AVAILABLE RECORDS:

== == ==

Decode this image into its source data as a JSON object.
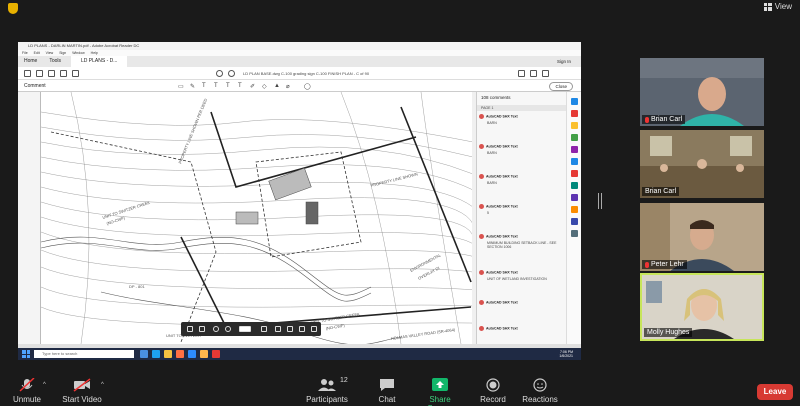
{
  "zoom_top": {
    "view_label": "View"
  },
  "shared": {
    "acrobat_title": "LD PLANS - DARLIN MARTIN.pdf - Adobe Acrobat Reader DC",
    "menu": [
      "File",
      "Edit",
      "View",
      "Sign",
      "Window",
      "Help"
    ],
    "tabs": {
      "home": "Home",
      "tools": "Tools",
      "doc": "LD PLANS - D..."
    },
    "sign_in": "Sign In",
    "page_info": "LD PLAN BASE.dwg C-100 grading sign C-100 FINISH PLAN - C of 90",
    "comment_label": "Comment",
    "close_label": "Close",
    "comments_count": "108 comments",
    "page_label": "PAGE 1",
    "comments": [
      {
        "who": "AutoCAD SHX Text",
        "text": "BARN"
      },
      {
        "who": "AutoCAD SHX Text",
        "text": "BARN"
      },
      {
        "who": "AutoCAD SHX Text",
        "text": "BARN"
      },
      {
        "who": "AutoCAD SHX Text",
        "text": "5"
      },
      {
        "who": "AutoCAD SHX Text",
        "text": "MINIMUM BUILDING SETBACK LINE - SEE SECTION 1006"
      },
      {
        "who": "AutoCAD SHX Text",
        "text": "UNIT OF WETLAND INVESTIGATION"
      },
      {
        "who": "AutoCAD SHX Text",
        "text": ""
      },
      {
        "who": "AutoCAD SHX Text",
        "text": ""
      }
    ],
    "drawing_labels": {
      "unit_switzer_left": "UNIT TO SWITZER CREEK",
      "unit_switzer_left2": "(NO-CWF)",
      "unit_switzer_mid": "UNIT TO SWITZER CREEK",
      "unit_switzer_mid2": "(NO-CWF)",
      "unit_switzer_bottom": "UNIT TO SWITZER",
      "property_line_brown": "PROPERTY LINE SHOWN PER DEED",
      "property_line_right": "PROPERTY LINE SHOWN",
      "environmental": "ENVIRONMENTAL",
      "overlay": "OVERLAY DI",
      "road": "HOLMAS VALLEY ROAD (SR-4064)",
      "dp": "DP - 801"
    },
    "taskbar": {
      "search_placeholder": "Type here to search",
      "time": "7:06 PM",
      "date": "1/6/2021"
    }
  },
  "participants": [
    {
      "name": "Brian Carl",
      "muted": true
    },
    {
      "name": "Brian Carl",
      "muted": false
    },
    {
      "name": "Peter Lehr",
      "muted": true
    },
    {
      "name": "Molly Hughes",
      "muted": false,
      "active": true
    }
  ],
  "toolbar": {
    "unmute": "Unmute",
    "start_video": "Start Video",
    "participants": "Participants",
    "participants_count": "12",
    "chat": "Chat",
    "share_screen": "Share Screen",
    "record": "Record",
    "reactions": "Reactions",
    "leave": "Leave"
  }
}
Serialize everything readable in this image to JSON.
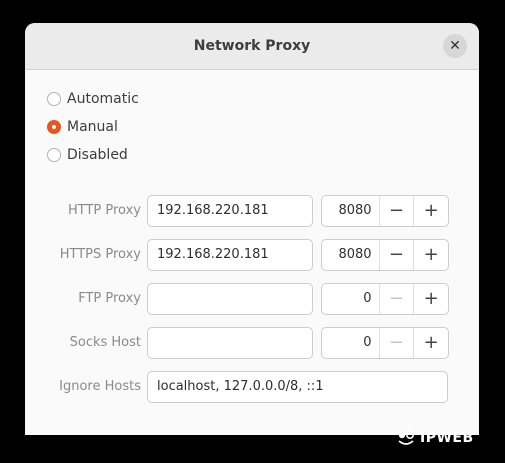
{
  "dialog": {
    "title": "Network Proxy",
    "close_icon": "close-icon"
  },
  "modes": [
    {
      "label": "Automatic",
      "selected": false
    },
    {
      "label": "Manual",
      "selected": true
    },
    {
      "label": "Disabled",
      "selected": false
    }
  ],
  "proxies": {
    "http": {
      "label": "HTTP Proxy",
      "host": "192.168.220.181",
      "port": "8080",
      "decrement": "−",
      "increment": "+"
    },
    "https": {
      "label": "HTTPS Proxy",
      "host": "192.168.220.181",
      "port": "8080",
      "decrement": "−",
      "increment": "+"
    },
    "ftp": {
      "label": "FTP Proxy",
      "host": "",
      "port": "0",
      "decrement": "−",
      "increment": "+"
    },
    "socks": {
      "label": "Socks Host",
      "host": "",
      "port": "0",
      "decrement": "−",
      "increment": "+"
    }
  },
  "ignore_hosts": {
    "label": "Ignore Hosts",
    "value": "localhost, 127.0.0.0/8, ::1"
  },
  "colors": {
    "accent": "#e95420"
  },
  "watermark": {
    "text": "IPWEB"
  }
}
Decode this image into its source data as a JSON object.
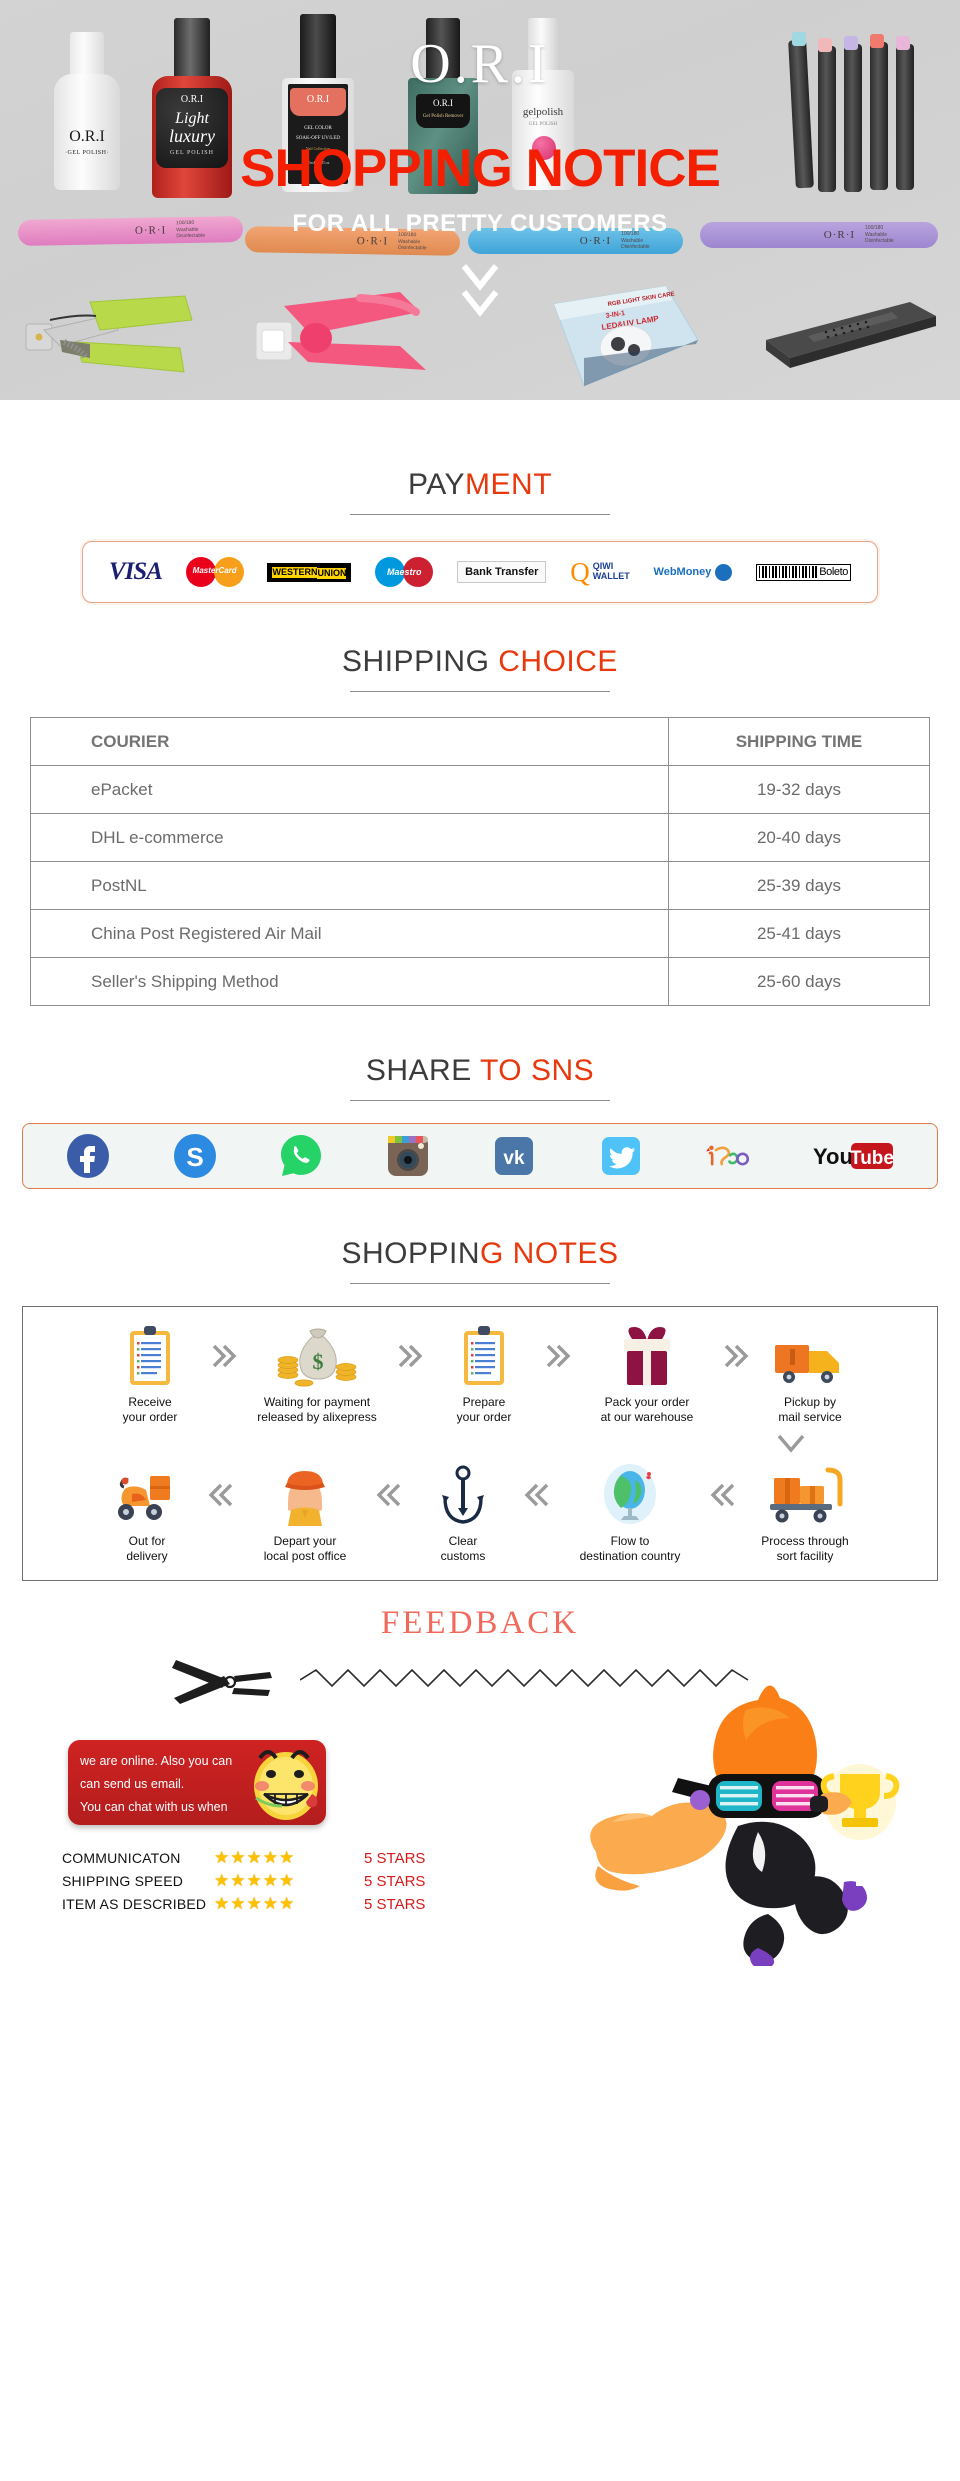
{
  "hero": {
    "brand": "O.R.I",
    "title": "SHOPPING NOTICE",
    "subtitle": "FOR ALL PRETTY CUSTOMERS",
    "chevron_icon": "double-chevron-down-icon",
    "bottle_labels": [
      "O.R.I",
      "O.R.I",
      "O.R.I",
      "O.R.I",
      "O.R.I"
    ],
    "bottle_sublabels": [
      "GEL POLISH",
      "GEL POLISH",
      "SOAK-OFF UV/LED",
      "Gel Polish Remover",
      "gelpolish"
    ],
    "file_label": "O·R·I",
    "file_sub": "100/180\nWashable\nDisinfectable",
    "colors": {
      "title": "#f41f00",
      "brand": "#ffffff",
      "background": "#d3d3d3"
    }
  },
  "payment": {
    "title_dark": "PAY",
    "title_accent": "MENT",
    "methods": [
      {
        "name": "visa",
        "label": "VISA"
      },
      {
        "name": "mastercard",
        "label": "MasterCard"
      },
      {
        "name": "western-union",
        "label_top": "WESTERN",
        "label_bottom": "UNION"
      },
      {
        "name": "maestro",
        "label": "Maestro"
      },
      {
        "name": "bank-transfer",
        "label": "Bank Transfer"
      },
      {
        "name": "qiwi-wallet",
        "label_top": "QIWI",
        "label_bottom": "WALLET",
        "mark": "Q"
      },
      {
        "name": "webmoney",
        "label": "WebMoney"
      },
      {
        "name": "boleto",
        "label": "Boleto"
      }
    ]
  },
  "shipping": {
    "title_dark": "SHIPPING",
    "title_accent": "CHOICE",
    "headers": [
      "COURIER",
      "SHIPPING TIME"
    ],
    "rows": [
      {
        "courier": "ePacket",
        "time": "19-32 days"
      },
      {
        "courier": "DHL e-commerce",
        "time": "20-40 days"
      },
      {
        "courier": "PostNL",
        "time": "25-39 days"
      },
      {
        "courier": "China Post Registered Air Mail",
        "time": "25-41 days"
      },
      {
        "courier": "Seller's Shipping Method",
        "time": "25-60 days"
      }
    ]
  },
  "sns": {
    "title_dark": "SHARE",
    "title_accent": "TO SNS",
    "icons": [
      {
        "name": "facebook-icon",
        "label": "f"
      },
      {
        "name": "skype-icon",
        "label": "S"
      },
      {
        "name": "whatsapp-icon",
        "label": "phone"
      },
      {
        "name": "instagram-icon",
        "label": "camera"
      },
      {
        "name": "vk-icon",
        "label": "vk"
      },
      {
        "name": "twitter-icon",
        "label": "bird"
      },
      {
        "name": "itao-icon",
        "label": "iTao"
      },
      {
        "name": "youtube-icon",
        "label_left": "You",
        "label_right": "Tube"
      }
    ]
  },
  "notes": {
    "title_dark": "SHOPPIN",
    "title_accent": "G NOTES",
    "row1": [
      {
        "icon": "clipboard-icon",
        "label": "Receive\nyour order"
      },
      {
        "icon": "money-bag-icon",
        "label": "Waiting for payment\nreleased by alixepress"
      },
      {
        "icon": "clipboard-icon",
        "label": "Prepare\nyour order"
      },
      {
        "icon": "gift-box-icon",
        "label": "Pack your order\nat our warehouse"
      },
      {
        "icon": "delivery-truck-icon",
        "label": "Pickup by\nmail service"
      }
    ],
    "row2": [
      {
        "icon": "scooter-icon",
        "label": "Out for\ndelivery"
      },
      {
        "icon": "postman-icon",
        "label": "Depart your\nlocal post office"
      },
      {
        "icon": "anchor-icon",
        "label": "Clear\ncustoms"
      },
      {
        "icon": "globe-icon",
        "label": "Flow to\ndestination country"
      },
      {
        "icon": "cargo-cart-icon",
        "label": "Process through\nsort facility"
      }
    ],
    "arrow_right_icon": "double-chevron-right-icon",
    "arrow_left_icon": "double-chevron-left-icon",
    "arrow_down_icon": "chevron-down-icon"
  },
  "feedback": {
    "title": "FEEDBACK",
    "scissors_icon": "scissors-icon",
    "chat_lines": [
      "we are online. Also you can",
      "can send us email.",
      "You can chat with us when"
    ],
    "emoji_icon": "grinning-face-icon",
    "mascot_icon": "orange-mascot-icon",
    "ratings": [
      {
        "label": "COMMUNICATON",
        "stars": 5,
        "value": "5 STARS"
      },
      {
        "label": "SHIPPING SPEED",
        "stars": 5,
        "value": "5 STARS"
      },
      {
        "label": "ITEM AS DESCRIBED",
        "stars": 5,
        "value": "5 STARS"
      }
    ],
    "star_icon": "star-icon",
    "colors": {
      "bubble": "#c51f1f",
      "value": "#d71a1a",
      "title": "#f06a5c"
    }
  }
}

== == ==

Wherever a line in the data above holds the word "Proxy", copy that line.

RESPONSE:
    "title": "Network Proxy",
      "label": "HTTP Proxy",
      "label": "HTTPS Proxy",
      "label": "FTP Proxy",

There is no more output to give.